Every line holding "your" should be copied from the records below.

:: Task input ::

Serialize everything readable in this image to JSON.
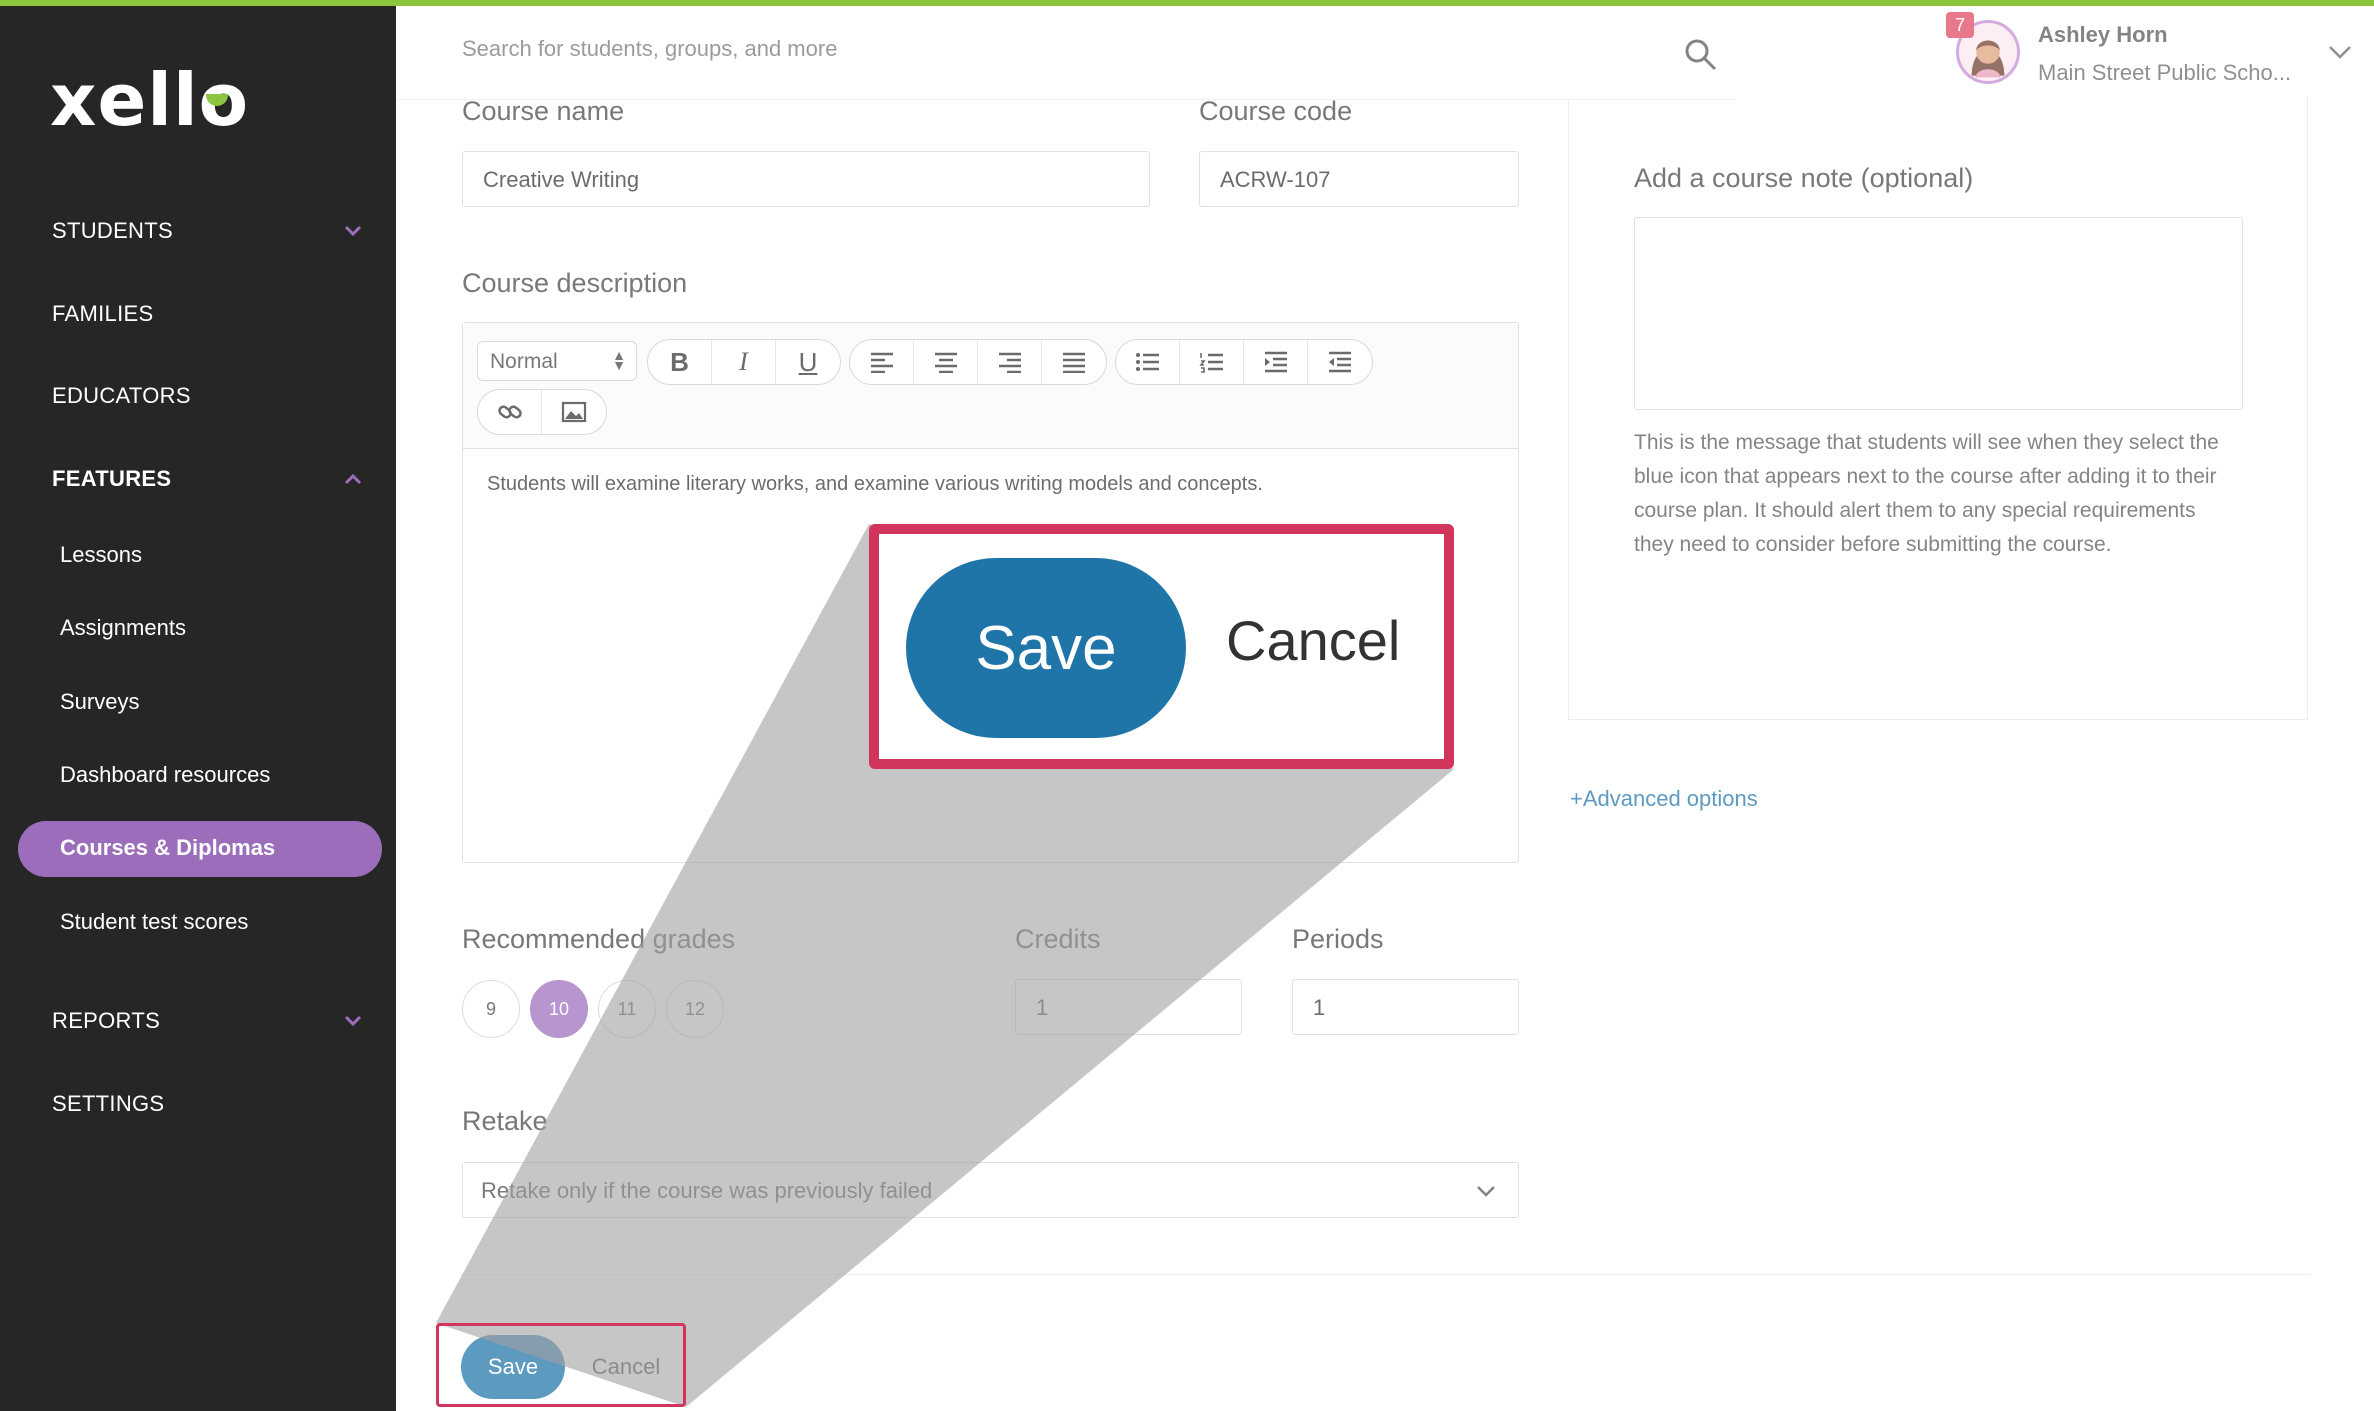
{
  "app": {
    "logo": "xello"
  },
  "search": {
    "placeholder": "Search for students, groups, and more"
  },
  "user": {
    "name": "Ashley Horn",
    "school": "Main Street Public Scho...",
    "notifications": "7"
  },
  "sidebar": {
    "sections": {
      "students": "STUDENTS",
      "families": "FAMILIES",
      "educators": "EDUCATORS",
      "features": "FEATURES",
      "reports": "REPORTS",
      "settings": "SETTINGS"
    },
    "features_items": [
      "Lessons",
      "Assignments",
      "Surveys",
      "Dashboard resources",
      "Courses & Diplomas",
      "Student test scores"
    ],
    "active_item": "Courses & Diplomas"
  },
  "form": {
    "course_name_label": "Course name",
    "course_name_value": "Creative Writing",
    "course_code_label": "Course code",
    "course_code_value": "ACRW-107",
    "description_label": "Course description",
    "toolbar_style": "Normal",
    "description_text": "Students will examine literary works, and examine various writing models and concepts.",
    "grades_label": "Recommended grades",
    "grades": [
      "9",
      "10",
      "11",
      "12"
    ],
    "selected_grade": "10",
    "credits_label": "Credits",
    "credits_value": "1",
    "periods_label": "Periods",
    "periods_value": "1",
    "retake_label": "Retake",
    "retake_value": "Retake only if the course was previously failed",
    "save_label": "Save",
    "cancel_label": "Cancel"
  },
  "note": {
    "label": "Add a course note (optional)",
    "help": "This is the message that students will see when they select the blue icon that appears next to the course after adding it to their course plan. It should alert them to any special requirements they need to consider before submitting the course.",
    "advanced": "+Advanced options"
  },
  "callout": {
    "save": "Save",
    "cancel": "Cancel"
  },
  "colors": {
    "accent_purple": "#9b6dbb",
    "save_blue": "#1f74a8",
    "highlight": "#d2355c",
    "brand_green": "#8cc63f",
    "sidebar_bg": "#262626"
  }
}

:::
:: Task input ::

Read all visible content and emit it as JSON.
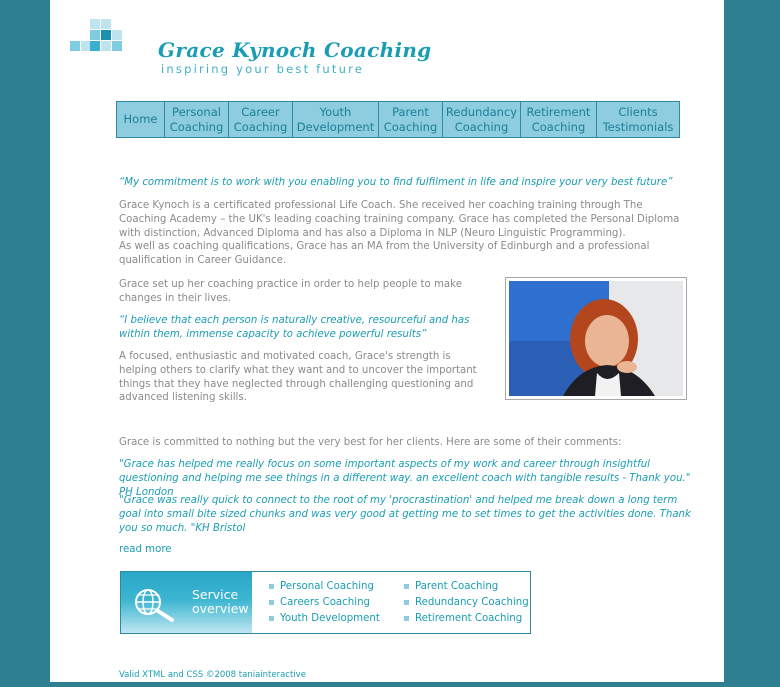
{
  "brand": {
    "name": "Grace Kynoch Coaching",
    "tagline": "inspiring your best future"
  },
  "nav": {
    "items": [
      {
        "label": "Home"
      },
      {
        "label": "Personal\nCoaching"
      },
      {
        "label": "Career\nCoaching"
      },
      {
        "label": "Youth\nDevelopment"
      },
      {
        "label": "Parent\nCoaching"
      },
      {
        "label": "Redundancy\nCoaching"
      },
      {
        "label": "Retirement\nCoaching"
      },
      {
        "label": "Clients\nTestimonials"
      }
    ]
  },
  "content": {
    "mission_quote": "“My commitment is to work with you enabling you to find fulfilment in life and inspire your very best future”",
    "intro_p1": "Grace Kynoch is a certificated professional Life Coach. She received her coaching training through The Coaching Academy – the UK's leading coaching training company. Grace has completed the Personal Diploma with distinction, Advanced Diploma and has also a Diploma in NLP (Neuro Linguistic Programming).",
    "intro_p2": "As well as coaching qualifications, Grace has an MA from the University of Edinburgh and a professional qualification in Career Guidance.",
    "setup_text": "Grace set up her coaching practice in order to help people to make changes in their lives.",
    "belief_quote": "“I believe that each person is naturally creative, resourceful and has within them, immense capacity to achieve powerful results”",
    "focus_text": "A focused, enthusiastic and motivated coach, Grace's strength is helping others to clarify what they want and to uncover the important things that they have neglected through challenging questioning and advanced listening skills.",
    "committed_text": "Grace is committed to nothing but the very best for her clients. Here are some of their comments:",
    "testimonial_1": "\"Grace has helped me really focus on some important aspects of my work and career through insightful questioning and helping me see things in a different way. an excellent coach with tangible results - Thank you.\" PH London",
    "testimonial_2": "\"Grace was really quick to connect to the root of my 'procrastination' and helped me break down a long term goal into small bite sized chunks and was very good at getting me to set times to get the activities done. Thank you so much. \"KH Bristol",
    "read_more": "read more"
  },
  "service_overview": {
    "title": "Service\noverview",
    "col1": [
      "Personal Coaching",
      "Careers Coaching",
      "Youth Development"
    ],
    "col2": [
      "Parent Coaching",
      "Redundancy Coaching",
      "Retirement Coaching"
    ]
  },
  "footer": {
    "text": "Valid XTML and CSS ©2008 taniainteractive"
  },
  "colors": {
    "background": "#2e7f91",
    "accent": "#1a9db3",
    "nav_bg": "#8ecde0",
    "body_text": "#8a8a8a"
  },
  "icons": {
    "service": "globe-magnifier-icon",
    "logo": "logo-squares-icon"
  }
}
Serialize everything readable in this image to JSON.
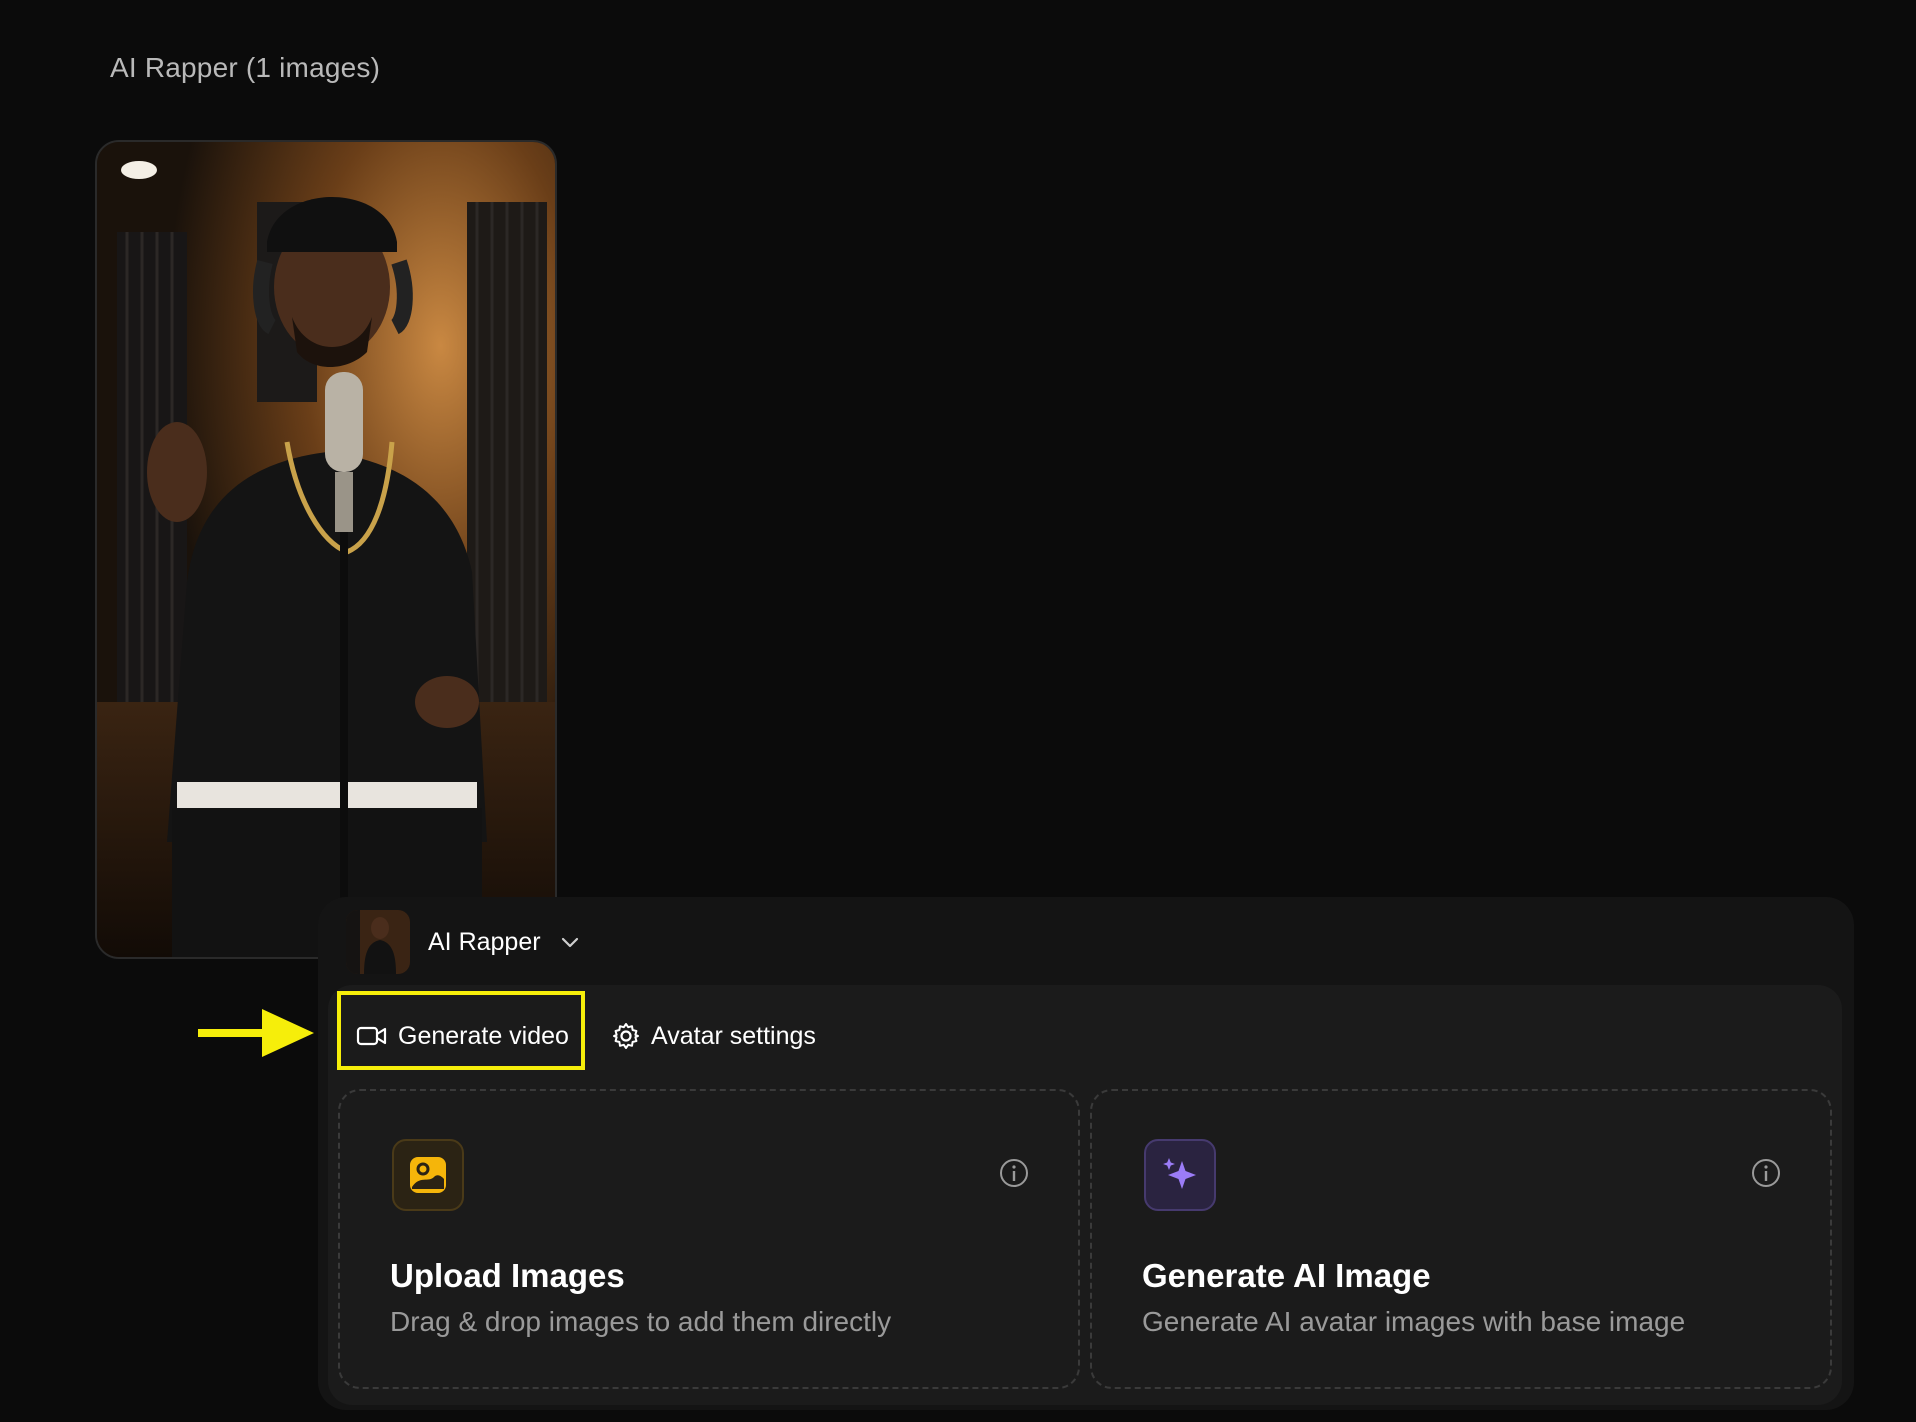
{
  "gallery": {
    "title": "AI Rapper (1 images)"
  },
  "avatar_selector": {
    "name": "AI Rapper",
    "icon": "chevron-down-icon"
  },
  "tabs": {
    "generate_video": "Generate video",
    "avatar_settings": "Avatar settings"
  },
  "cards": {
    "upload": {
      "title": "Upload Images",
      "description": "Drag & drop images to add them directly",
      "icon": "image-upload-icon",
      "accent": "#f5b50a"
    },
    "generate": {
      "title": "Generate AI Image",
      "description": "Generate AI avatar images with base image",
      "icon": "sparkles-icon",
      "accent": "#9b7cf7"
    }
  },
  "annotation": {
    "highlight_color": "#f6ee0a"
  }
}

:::
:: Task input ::

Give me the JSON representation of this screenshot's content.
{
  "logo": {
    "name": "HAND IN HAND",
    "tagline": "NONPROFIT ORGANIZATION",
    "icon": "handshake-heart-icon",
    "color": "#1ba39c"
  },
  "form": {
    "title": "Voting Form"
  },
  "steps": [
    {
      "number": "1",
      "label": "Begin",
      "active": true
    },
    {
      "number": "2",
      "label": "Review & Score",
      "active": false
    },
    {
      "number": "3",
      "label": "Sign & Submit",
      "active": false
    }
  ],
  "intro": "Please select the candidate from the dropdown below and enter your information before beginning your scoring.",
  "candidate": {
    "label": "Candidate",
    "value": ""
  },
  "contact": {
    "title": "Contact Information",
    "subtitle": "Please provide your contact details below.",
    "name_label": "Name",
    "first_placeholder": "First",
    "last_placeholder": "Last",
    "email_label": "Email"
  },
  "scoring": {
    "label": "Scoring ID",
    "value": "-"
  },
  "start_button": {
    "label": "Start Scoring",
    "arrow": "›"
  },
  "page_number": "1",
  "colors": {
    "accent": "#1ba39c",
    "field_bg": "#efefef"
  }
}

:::

### Answer for this exercise
    "tagline": "inspiring your best future"
    "mission_quote": "“My commitment is to work with you enabling you to find fulfilment in life and inspire your very best future”",
  "intro": "Please select the candidate from the dropdown below and enter your information before beginning your scoring.",
    "subtitle": "Please provide your contact details below.",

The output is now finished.